Anishinaabe journalist shares personal essay on national programming
“I was a little shocked, I was a little in awe, I was really surprised with myself that I made it to a national program,” Banning says. “Some of the comments I heard [from people] that I really liked were about the sound, how radio just sort of brought this to life and they felt they were in the sugar bush with me.”
Banning encourages people to apply to the Emerging Indigenous Doc Maker Program. Although this fall’s deadline is Oct. 16, CBC also offers an opportunity to submit an idea to the program at two other times during the year.
“I would say that everyone has a story to tell and to give it a shot,” Banning says.
Community-driven program offers crisis line, counselling
Funded by the Indigenous Services Canada, NAN Hope is in partnership with KO eHealth Telemedicine, Dalton Associates and Sioux Lookout First Nations Health Authority.
It is a community-driven program aimed at providing a confidential 24/7 crisis line, rapid access to clinical and mental health counselling, and connection to existing mental health and addiction support services.
Nova Scotia Mi’kmaq chief casts doubt on Ottawa’s bid to quell violence over lobster
The federal government issued a statement Friday saying Surette is “deeply aware of the historical and current nature of the relationships among the residents of Nova Scotia, including First Nations and commercial fish harvesters.”
Still, Sack said he doesn’t consider Surette’s new role important to what his First Nation is trying to accomplish through ongoing nation-to-nation talks with the federal government.
“In our priority list, it’s not near the top at all,” he said. “Our main priority is our management plan and getting that upheld by the government.
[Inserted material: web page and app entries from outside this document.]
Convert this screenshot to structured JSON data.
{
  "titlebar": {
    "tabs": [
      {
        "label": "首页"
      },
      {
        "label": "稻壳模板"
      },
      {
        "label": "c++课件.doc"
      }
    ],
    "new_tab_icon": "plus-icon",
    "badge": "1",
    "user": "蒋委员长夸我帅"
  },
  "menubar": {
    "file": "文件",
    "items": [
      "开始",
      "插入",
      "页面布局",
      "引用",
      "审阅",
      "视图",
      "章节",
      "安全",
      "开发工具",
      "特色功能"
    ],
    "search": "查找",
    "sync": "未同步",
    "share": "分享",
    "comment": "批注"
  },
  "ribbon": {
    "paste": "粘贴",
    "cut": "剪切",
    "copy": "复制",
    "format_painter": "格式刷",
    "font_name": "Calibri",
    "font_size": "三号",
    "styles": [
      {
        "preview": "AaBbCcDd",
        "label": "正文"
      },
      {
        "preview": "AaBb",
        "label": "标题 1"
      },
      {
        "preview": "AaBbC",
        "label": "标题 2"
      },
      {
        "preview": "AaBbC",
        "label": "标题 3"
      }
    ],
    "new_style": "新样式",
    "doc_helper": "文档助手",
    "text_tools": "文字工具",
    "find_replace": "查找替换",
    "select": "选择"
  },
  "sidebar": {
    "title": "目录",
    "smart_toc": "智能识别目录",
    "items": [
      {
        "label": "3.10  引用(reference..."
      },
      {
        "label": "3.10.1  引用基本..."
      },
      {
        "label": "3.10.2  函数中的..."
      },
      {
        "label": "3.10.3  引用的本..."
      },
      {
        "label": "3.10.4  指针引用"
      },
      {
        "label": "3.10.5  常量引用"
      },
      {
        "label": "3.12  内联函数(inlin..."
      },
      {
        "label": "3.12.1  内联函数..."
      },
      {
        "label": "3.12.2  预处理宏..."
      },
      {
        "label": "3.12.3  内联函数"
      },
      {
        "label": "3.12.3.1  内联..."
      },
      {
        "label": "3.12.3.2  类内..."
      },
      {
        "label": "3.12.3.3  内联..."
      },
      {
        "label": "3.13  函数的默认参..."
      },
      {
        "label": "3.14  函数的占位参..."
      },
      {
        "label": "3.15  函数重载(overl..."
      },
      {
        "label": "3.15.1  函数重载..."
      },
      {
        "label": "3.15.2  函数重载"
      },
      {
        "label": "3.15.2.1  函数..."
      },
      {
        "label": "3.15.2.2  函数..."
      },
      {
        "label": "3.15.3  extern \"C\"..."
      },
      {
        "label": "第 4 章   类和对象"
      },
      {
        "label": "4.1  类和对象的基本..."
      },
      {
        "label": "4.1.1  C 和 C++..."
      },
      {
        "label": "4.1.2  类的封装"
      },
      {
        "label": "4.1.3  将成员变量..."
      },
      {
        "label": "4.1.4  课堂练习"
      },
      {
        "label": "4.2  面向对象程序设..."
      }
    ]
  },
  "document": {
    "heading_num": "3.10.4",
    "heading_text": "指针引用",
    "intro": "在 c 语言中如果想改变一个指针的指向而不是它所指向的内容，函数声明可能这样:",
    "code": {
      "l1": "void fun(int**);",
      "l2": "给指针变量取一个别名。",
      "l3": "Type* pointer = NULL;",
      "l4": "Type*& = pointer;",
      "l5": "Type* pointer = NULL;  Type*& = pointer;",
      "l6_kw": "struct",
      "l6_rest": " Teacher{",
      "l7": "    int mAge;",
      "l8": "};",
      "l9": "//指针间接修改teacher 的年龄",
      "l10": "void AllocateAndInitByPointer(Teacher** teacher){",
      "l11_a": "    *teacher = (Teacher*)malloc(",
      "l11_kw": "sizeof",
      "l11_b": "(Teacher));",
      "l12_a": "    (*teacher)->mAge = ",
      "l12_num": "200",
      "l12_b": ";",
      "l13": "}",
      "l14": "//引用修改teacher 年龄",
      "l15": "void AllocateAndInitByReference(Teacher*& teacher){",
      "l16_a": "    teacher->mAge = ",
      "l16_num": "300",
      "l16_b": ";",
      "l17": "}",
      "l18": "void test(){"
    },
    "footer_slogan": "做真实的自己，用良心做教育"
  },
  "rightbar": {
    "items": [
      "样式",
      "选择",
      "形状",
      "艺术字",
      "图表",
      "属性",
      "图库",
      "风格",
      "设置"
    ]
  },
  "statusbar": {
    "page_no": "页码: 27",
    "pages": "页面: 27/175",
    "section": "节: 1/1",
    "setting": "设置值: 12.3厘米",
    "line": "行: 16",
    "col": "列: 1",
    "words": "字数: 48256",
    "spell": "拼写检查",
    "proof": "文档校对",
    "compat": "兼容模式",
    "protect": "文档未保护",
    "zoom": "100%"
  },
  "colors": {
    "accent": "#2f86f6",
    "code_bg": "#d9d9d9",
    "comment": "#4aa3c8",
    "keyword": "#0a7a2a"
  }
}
That is where our focus is at.”
Yukon letter on One Health published by Science includes Indigenous principles
“The land, health, animal health and human health have to be treated as one, which basically follows the same principle of First Nations laws of interconnectedness,” Jack said.
One Health proponents like Jack say collaboration involving multiple sectors is key to solving health and environmental issues, and organizations are starting to take note.
Indigenous artists shift online to survive COVID-19, but are hampered by digital divide
COVID-19 cut off Injalak’s 150 painters, screen printers, basket weavers and sculptors from selling to tourists in the Western Arnhem Land community, their Darwin shop, and at national and international art fairs and shows.
So they’ve beefed up their presence on social media by broadcasting live concerts from the community on Facebook to help promote their culture and products.